How has Covid-19 affected how teacher educators engage their students in learning?

This report presents a mixed-methods investigation of how Covid-19 affected the ways in which teacher educators in Wales engaged their students with learning, and how the switch to online delivery affected teacher educators’ wellbeing.

Its findings, which are intended to support the development of Wales’ new initial teacher education system, include the following:

  • a number of pedagogical dilemmas concerning how to build relationships with students and engage them in learning
  • teacher educators lacked time to prepare for online teaching and learning, particularly in terms of the different pedagogical techniques required and managing online learning environments
  • mixed impacts on wellbeing, with initial anxiety and isolation partially giving way to rising levels of positivity and confidence about technology use and the lack of face-to-face teaching
  • commitment to providing a quality service to students as a particular source of anxiety
  • positive attitudes towards blended learning overall.

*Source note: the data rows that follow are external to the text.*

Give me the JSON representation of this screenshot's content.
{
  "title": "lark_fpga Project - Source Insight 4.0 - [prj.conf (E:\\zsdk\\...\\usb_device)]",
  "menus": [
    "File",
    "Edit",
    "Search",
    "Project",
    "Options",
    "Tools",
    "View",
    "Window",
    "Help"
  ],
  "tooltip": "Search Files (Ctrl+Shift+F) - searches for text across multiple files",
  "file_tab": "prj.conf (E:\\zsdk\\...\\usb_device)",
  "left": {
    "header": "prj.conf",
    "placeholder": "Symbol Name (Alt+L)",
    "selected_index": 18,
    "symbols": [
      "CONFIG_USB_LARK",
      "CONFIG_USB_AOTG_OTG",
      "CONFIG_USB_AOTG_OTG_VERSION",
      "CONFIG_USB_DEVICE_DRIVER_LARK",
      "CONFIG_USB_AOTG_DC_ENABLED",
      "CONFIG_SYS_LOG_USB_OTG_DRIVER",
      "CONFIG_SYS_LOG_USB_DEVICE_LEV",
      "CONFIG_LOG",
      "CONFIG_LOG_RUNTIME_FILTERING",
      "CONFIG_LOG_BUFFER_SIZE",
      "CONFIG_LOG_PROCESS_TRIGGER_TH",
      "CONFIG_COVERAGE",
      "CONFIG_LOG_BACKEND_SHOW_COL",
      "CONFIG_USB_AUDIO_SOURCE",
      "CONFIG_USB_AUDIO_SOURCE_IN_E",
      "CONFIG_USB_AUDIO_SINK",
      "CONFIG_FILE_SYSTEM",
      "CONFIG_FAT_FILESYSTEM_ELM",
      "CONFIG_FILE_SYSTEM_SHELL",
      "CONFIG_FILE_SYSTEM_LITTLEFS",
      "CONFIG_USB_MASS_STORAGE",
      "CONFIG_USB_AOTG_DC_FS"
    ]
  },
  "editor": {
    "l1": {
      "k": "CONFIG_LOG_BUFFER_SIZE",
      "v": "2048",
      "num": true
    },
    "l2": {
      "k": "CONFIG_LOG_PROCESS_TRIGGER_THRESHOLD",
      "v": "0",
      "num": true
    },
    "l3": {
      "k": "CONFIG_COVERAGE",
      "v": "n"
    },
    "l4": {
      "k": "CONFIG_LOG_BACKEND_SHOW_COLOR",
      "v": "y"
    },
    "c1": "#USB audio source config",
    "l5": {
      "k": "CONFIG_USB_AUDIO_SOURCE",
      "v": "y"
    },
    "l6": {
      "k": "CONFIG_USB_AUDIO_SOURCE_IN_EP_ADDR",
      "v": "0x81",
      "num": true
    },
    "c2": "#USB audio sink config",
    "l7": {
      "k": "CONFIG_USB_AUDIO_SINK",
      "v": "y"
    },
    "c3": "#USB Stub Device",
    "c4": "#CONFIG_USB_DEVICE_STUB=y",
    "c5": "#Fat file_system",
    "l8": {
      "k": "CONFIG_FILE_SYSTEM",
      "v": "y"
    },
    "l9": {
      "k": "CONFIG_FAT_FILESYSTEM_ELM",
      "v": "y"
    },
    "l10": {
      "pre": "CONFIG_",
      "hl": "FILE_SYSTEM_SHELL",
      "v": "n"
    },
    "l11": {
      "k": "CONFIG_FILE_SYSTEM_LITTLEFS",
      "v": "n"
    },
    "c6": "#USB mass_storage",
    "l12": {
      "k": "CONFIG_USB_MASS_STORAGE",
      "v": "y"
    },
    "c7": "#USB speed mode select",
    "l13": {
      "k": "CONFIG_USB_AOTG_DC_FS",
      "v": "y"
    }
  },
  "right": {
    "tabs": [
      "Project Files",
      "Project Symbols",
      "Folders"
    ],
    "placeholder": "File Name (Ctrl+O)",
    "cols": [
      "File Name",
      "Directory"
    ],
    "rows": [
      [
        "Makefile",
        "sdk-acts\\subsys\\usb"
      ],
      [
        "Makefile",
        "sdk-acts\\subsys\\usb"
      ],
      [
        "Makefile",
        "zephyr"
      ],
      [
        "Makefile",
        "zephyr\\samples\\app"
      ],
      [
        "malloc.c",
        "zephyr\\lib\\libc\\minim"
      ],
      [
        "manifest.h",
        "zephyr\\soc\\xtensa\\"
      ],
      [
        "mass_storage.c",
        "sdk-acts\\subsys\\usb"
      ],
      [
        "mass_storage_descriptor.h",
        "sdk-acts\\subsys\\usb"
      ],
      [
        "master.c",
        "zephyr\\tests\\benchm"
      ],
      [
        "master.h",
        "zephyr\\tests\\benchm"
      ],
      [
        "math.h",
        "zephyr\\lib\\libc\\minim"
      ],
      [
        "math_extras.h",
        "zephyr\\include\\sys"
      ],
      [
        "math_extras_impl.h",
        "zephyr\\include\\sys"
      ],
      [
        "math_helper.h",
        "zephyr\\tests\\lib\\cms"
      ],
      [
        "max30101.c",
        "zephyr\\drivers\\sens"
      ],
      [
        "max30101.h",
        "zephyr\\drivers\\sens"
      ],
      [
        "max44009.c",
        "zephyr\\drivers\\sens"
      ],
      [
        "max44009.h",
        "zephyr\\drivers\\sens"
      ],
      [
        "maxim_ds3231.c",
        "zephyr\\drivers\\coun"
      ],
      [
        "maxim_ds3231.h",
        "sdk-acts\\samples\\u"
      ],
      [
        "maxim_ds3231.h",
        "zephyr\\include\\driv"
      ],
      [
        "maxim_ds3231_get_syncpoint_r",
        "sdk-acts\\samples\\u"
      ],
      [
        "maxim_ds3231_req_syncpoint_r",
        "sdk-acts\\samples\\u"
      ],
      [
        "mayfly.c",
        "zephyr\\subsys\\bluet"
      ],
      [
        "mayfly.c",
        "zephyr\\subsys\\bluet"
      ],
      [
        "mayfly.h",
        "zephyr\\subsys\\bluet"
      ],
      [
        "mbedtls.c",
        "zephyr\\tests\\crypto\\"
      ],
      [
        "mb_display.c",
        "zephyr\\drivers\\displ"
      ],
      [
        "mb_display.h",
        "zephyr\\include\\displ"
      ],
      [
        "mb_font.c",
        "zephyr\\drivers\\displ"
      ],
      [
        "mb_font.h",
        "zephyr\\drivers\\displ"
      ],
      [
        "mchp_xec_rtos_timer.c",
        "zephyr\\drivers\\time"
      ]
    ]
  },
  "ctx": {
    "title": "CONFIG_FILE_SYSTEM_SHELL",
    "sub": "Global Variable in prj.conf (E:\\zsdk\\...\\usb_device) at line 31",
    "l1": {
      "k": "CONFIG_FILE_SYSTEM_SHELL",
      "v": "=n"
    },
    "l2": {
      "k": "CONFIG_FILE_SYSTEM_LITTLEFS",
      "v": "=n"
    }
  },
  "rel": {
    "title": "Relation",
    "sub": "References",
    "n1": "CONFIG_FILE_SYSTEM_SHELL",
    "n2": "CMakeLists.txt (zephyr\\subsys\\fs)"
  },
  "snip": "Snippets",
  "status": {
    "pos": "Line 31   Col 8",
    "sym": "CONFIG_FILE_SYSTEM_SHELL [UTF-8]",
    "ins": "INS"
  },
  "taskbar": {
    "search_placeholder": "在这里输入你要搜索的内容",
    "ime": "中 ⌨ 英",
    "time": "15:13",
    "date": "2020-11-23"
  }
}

Report summary

The use of technology and the availability of information has affected how people learn and interact. Virtual learning environments (VLEs) have been used for some time to support learners in higher education to acquire skills and knowledge. This study investigated whether the current strategies supported by VLEs are suitable for learning in an extended online HE environment such as those used during the pandemic. It aimed to understand the impact of the changes forced by Covid-19 on the perceptions of teacher educators based within the HE sector, specifically within the initial teacher education partnership in the University of Wales Trinity Saint David (UWTSD). The study considered teacher educators’ perceptions about the enforced use of technology on their practice and wellbeing. Study findings are based on an analysis of semi-structured interviews using Braun and Clarke’s (2006) thematic analysis, and particpants’ results from the Warwick-Edinburgh Mental Well-being Scale (WEMWBS) (Tennant et al., 2007). These indicate a need for more effective management of online learning environments and greater expertise in digital pedagogy. They also show that the enforced change affected study participants both negatively and positively.

Authors

Profile picture of Jan Barnes
Jan Barnes

University of Wales, Trinity Saint David

Jan Barnes is a senior lecturer of cross-curriculum close-to-practice research and enquiry in the Institute of Education and Humanities at the University of Wales Trinity Saint David (UWTSD). Jan’s research interests include the use of...

Profile picture of Charlotte Greenway
Charlotte Greenway

University of Wales, Trinity Saint David

Charlotte Greenway is a senior lecturer in the School of Psychology and Counselling at the University of Wales Trinity Saint David. Charlotte gained her PhD in psychology at the University of Glamorgan for her research into children’s...

Profile picture of Catherine Morgan
Catherine Morgan

University of Wales, Trinity Saint David

Catherine Morgan is a senior lecturer in initial teacher education at the University of Wales Trinity Saint David, leading on Welsh second language, bilingualism and Y Cwricwlwm Cymreig. She is an early-career researcher with interests in music...